## Material to process
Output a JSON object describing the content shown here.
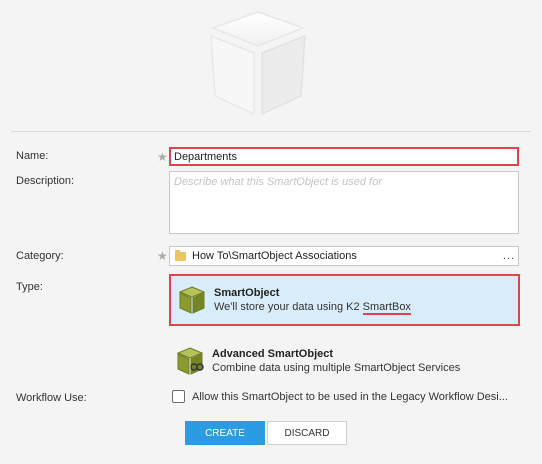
{
  "form": {
    "name_label": "Name:",
    "name_value": "Departments",
    "description_label": "Description:",
    "description_placeholder": "Describe what this SmartObject is used for",
    "category_label": "Category:",
    "category_value": "How To\\SmartObject Associations",
    "category_button": "...",
    "type_label": "Type:",
    "workflow_label": "Workflow Use:",
    "required_marker": "★"
  },
  "types": [
    {
      "title": "SmartObject",
      "description_prefix": "We'll store your data using K2 ",
      "description_highlight": "SmartBox",
      "selected": true,
      "icon": "smartobject-cube-icon"
    },
    {
      "title": "Advanced SmartObject",
      "description": "Combine data using multiple SmartObject Services",
      "selected": false,
      "icon": "advanced-smartobject-cube-icon"
    }
  ],
  "workflow": {
    "checkbox_label": "Allow this SmartObject to be used in the Legacy Workflow Desi...",
    "checked": false
  },
  "buttons": {
    "create": "CREATE",
    "discard": "DISCARD"
  },
  "colors": {
    "accent": "#2b9be2",
    "highlight": "#e0434c",
    "selected_bg": "#d9ecfa",
    "cube_green": "#8a9a2e"
  }
}
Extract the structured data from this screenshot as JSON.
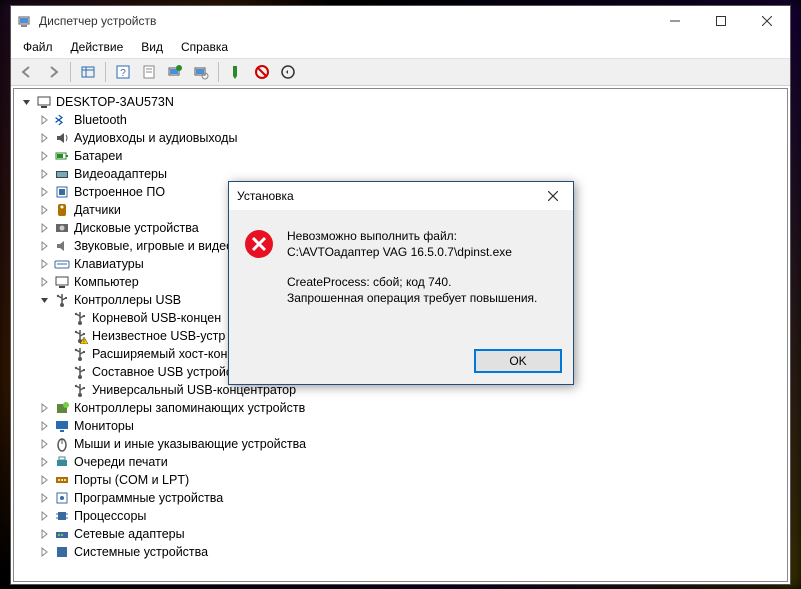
{
  "window": {
    "title": "Диспетчер устройств"
  },
  "menu": {
    "file": "Файл",
    "action": "Действие",
    "view": "Вид",
    "help": "Справка"
  },
  "tree": {
    "root": "DESKTOP-3AU573N",
    "items": [
      {
        "label": "Bluetooth"
      },
      {
        "label": "Аудиовходы и аудиовыходы"
      },
      {
        "label": "Батареи"
      },
      {
        "label": "Видеоадаптеры"
      },
      {
        "label": "Встроенное ПО"
      },
      {
        "label": "Датчики"
      },
      {
        "label": "Дисковые устройства"
      },
      {
        "label": "Звуковые, игровые и видео"
      },
      {
        "label": "Клавиатуры"
      },
      {
        "label": "Компьютер"
      },
      {
        "label": "Контроллеры USB",
        "expanded": true,
        "children": [
          {
            "label": "Корневой USB-концен"
          },
          {
            "label": "Неизвестное USB-устр",
            "warn": true
          },
          {
            "label": "Расширяемый хост-кон"
          },
          {
            "label": "Составное USB устройст"
          },
          {
            "label": "Универсальный USB-концентратор"
          }
        ]
      },
      {
        "label": "Контроллеры запоминающих устройств"
      },
      {
        "label": "Мониторы"
      },
      {
        "label": "Мыши и иные указывающие устройства"
      },
      {
        "label": "Очереди печати"
      },
      {
        "label": "Порты (COM и LPT)"
      },
      {
        "label": "Программные устройства"
      },
      {
        "label": "Процессоры"
      },
      {
        "label": "Сетевые адаптеры"
      },
      {
        "label": "Системные устройства"
      }
    ]
  },
  "dialog": {
    "title": "Установка",
    "line1": "Невозможно выполнить файл:",
    "line2": "C:\\AVTOадаптер VAG 16.5.0.7\\dpinst.exe",
    "line3": "CreateProcess: сбой; код 740.",
    "line4": "Запрошенная операция требует повышения.",
    "ok": "OK"
  },
  "icon_colors": {
    "bluetooth": "#0a4fb5",
    "audio": "#555",
    "battery": "#2a8a2a",
    "video": "#444",
    "firmware": "#3a6aa0",
    "sensor": "#b07000",
    "disk": "#666",
    "sound": "#777",
    "keyboard": "#3a6aa0",
    "computer": "#444",
    "usb": "#555",
    "storage": "#5a8a3a",
    "monitor": "#2a6ab0",
    "mouse": "#555",
    "printer": "#3a8a9a",
    "port": "#b07000",
    "software": "#3a6aa0",
    "cpu": "#3a6aa0",
    "network": "#3a6aa0",
    "system": "#3a6aa0"
  }
}
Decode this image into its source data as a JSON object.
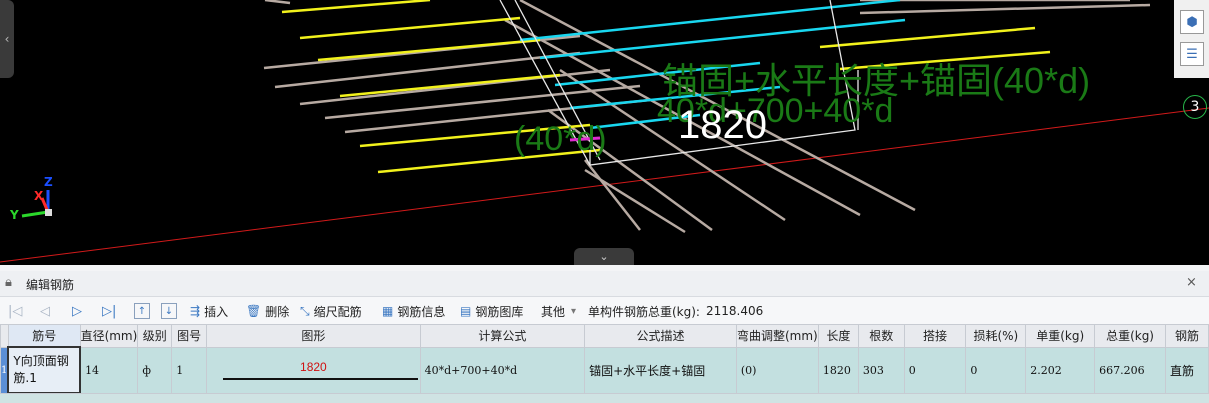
{
  "viewport": {
    "formula_label": "锚固+水平长度+锚固(40*d)",
    "expr_label": "40*d+700+40*d",
    "anchor_label": "(40*d)",
    "length_label": "1820",
    "view_number": "3",
    "axis": {
      "x": "X",
      "y": "Y",
      "z": "Z"
    },
    "colors": {
      "background": "#000000",
      "bar_cyan": "#19d7f0",
      "bar_yellow": "#f2f21c",
      "bar_grey": "#b7aaa2",
      "label_green": "#1a7a16",
      "axis_line": "#d21a1a"
    },
    "icons": {
      "left_tab": "chevron-left-icon",
      "bottom_tab": "chevron-down-icon",
      "cube": "cube-icon",
      "list": "list-icon"
    }
  },
  "panel": {
    "title": "编辑钢筋",
    "close": "×",
    "lock_icon": "lock-icon"
  },
  "toolbar": {
    "first": "|◁",
    "prev": "◁",
    "next": "▷",
    "last": "▷|",
    "move_up": "↑",
    "move_down": "↓",
    "insert": "插入",
    "delete": "删除",
    "scale_rebar": "缩尺配筋",
    "rebar_info": "钢筋信息",
    "rebar_library": "钢筋图库",
    "other": "其他",
    "dropdown": "▾",
    "total_weight_label": "单构件钢筋总重(kg):",
    "total_weight_value": "2118.406"
  },
  "table": {
    "columns": [
      "筋号",
      "直径(mm)",
      "级别",
      "图号",
      "图形",
      "计算公式",
      "公式描述",
      "弯曲调整(mm)",
      "长度",
      "根数",
      "搭接",
      "损耗(%)",
      "单重(kg)",
      "总重(kg)",
      "钢筋"
    ],
    "row": {
      "index": "1",
      "name": "Y向顶面钢筋.1",
      "diameter": "14",
      "grade": "ф",
      "figure_no": "1",
      "shape_length": "1820",
      "formula": "40*d+700+40*d",
      "description": "锚固+水平长度+锚固",
      "bend_adjust": "(0)",
      "length": "1820",
      "count": "303",
      "lap": "0",
      "loss": "0",
      "unit_weight": "2.202",
      "total_weight": "667.206",
      "type": "直筋"
    }
  }
}
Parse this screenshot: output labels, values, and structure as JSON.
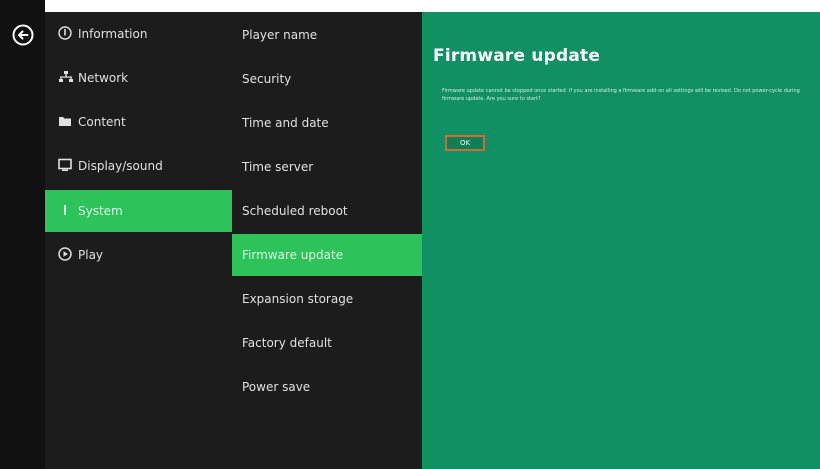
{
  "colors": {
    "accent": "#2ec25a",
    "panel": "#109063",
    "menu_bg": "#1c1c1c",
    "ok_border": "#d06a3a"
  },
  "back_button": {
    "icon": "arrow-left-circle-icon"
  },
  "main_menu": {
    "items": [
      {
        "label": "Information",
        "icon": "info-icon",
        "active": false
      },
      {
        "label": "Network",
        "icon": "network-icon",
        "active": false
      },
      {
        "label": "Content",
        "icon": "folder-icon",
        "active": false
      },
      {
        "label": "Display/sound",
        "icon": "monitor-icon",
        "active": false
      },
      {
        "label": "System",
        "icon": "system-icon",
        "active": true
      },
      {
        "label": "Play",
        "icon": "play-icon",
        "active": false
      }
    ]
  },
  "sub_menu": {
    "items": [
      {
        "label": "Player name",
        "active": false
      },
      {
        "label": "Security",
        "active": false
      },
      {
        "label": "Time and date",
        "active": false
      },
      {
        "label": "Time server",
        "active": false
      },
      {
        "label": "Scheduled reboot",
        "active": false
      },
      {
        "label": "Firmware update",
        "active": true
      },
      {
        "label": "Expansion storage",
        "active": false
      },
      {
        "label": "Factory default",
        "active": false
      },
      {
        "label": "Power save",
        "active": false
      }
    ]
  },
  "panel": {
    "title": "Firmware update",
    "description": "Firmware update cannot be stopped once started. If you are installing a firmware add-on all settings will be revised. Do not power-cycle during firmware update. Are you sure to start?",
    "ok_label": "OK"
  }
}
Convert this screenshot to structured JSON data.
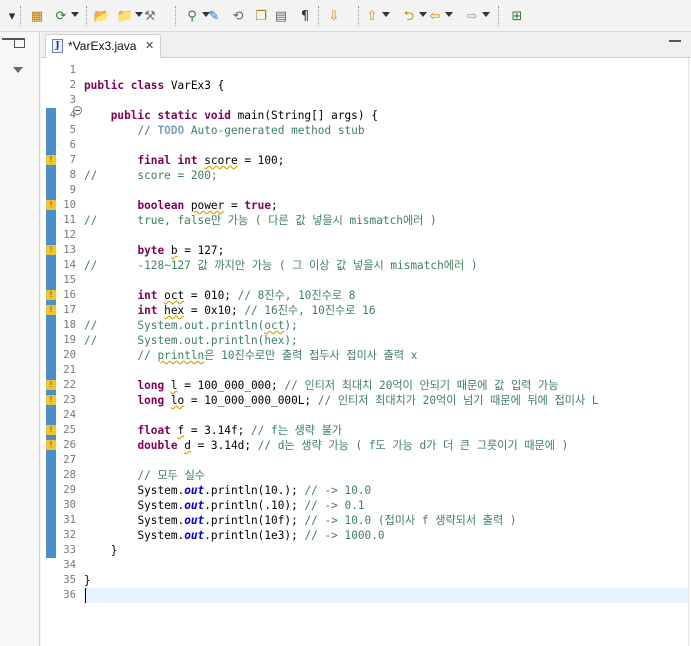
{
  "window": {
    "editor_tab_label": "*VarEx3.java",
    "tab_close_glyph": "✕"
  },
  "toolbar": {
    "icons": [
      "new-dropdown-icon",
      "package-icon",
      "debug-run-icon",
      "open-folder-icon",
      "open-icon",
      "build-icon",
      "search-icon",
      "pen-icon",
      "refresh-icon",
      "copy-icon",
      "document-icon",
      "paragraph-icon",
      "next-annotation-icon",
      "prev-annotation-icon",
      "back-icon",
      "back-arrow-icon",
      "forward-arrow-icon",
      "perspective-icon"
    ]
  },
  "colors": {
    "keyword": "#7f0055",
    "comment": "#3f7f5f",
    "static_field": "#0000c0",
    "current_line": "#e8f2fe",
    "change_marker": "#4a8fc9",
    "warning": "#f4c430"
  },
  "editor": {
    "line_numbers": [
      "1",
      "2",
      "3",
      "4",
      "5",
      "6",
      "7",
      "8",
      "9",
      "10",
      "11",
      "12",
      "13",
      "14",
      "15",
      "16",
      "17",
      "18",
      "19",
      "20",
      "21",
      "22",
      "23",
      "24",
      "25",
      "26",
      "27",
      "28",
      "29",
      "30",
      "31",
      "32",
      "33",
      "34",
      "35",
      "36"
    ],
    "warning_lines": [
      6,
      9,
      12,
      15,
      16,
      21,
      22,
      24,
      25
    ],
    "change_ranges": [
      [
        3,
        32
      ]
    ],
    "current_line": 35,
    "lines": [
      [],
      [
        {
          "t": "public class ",
          "c": "kw"
        },
        {
          "t": "VarEx3 {"
        }
      ],
      [],
      [
        {
          "t": "    "
        },
        {
          "t": "public static void ",
          "c": "kw"
        },
        {
          "t": "main(String[] "
        },
        {
          "t": "args",
          "c": "var"
        },
        {
          "t": ") {"
        }
      ],
      [
        {
          "t": "        "
        },
        {
          "t": "// ",
          "c": "cm"
        },
        {
          "t": "TODO",
          "c": "tag"
        },
        {
          "t": " Auto-generated method stub",
          "c": "cm"
        }
      ],
      [],
      [
        {
          "t": "        "
        },
        {
          "t": "final int ",
          "c": "kw"
        },
        {
          "t": "score",
          "c": "sq"
        },
        {
          "t": " = 100;"
        }
      ],
      [
        {
          "t": "//",
          "c": "cm"
        },
        {
          "t": "      score = 200;",
          "c": "cm"
        }
      ],
      [],
      [
        {
          "t": "        "
        },
        {
          "t": "boolean ",
          "c": "kw"
        },
        {
          "t": "power",
          "c": "sq"
        },
        {
          "t": " = "
        },
        {
          "t": "true",
          "c": "kw"
        },
        {
          "t": ";"
        }
      ],
      [
        {
          "t": "//",
          "c": "cm"
        },
        {
          "t": "      true, false만 가능 ( 다른 값 넣을시 mismatch에러 )",
          "c": "cm"
        }
      ],
      [],
      [
        {
          "t": "        "
        },
        {
          "t": "byte ",
          "c": "kw"
        },
        {
          "t": "b",
          "c": "sq"
        },
        {
          "t": " = 127;"
        }
      ],
      [
        {
          "t": "//",
          "c": "cm"
        },
        {
          "t": "      -128~127 값 까지만 가능 ( 그 이상 값 넣을시 mismatch에러 )",
          "c": "cm"
        }
      ],
      [],
      [
        {
          "t": "        "
        },
        {
          "t": "int ",
          "c": "kw"
        },
        {
          "t": "oct",
          "c": "sq"
        },
        {
          "t": " = 010; "
        },
        {
          "t": "// 8진수, 10진수로 8",
          "c": "cm"
        }
      ],
      [
        {
          "t": "        "
        },
        {
          "t": "int ",
          "c": "kw"
        },
        {
          "t": "hex",
          "c": "sq"
        },
        {
          "t": " = 0x10; "
        },
        {
          "t": "// 16진수, 10진수로 16",
          "c": "cm"
        }
      ],
      [
        {
          "t": "//",
          "c": "cm"
        },
        {
          "t": "      System.out.println(",
          "c": "cm"
        },
        {
          "t": "oct",
          "c": "cm sq"
        },
        {
          "t": ");",
          "c": "cm"
        }
      ],
      [
        {
          "t": "//",
          "c": "cm"
        },
        {
          "t": "      System.out.println(hex);",
          "c": "cm"
        }
      ],
      [
        {
          "t": "        "
        },
        {
          "t": "// ",
          "c": "cm"
        },
        {
          "t": "println",
          "c": "cm sq"
        },
        {
          "t": "은 10진수로만 출력 접두사 접미사 출력 x",
          "c": "cm"
        }
      ],
      [],
      [
        {
          "t": "        "
        },
        {
          "t": "long ",
          "c": "kw"
        },
        {
          "t": "l",
          "c": "sq"
        },
        {
          "t": " = 100_000_000; "
        },
        {
          "t": "// 인티저 최대치 20억이 안되기 때문에 값 입력 가능",
          "c": "cm"
        }
      ],
      [
        {
          "t": "        "
        },
        {
          "t": "long ",
          "c": "kw"
        },
        {
          "t": "lo",
          "c": "sq"
        },
        {
          "t": " = 10_000_000_000L; "
        },
        {
          "t": "// 인티저 최대치가 20억이 넘기 때문에 뒤에 접미사 L",
          "c": "cm"
        }
      ],
      [],
      [
        {
          "t": "        "
        },
        {
          "t": "float ",
          "c": "kw"
        },
        {
          "t": "f",
          "c": "sq"
        },
        {
          "t": " = 3.14f; "
        },
        {
          "t": "// f는 생략 불가",
          "c": "cm"
        }
      ],
      [
        {
          "t": "        "
        },
        {
          "t": "double ",
          "c": "kw"
        },
        {
          "t": "d",
          "c": "sq"
        },
        {
          "t": " = 3.14d; "
        },
        {
          "t": "// d는 생략 가능 ( f도 가능 d가 더 큰 그릇이기 때문에 )",
          "c": "cm"
        }
      ],
      [],
      [
        {
          "t": "        "
        },
        {
          "t": "// 모두 실수",
          "c": "cm"
        }
      ],
      [
        {
          "t": "        "
        },
        {
          "t": "System."
        },
        {
          "t": "out",
          "c": "st"
        },
        {
          "t": ".println(10.); "
        },
        {
          "t": "// -> 10.0",
          "c": "cm"
        }
      ],
      [
        {
          "t": "        "
        },
        {
          "t": "System."
        },
        {
          "t": "out",
          "c": "st"
        },
        {
          "t": ".println(.10); "
        },
        {
          "t": "// -> 0.1",
          "c": "cm"
        }
      ],
      [
        {
          "t": "        "
        },
        {
          "t": "System."
        },
        {
          "t": "out",
          "c": "st"
        },
        {
          "t": ".println(10f); "
        },
        {
          "t": "// -> 10.0 (접미사 f 생략되서 출력 )",
          "c": "cm"
        }
      ],
      [
        {
          "t": "        "
        },
        {
          "t": "System."
        },
        {
          "t": "out",
          "c": "st"
        },
        {
          "t": ".println(1e3); "
        },
        {
          "t": "// -> 1000.0",
          "c": "cm"
        }
      ],
      [
        {
          "t": "    }"
        }
      ],
      [],
      [
        {
          "t": "}"
        }
      ],
      []
    ]
  }
}
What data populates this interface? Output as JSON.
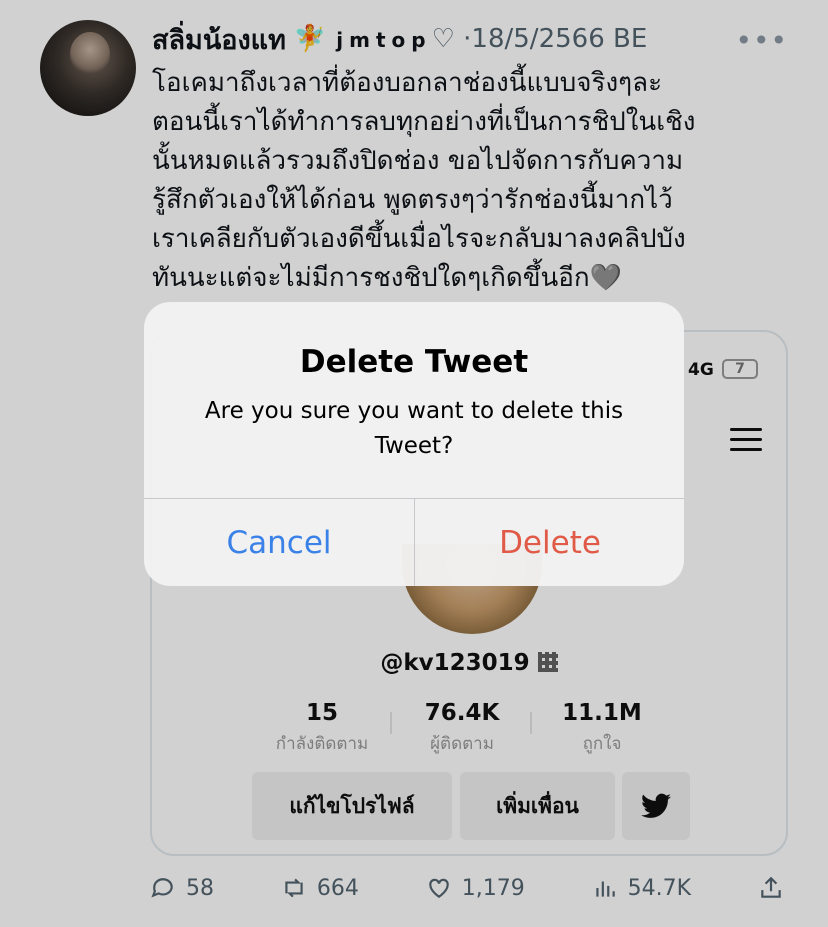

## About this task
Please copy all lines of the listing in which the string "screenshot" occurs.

## Response area
Extract the structured data from this screenshot as JSON.
Parse this screenshot: output labels, values, and structure as JSON.
Convert this screenshot to structured JSON data.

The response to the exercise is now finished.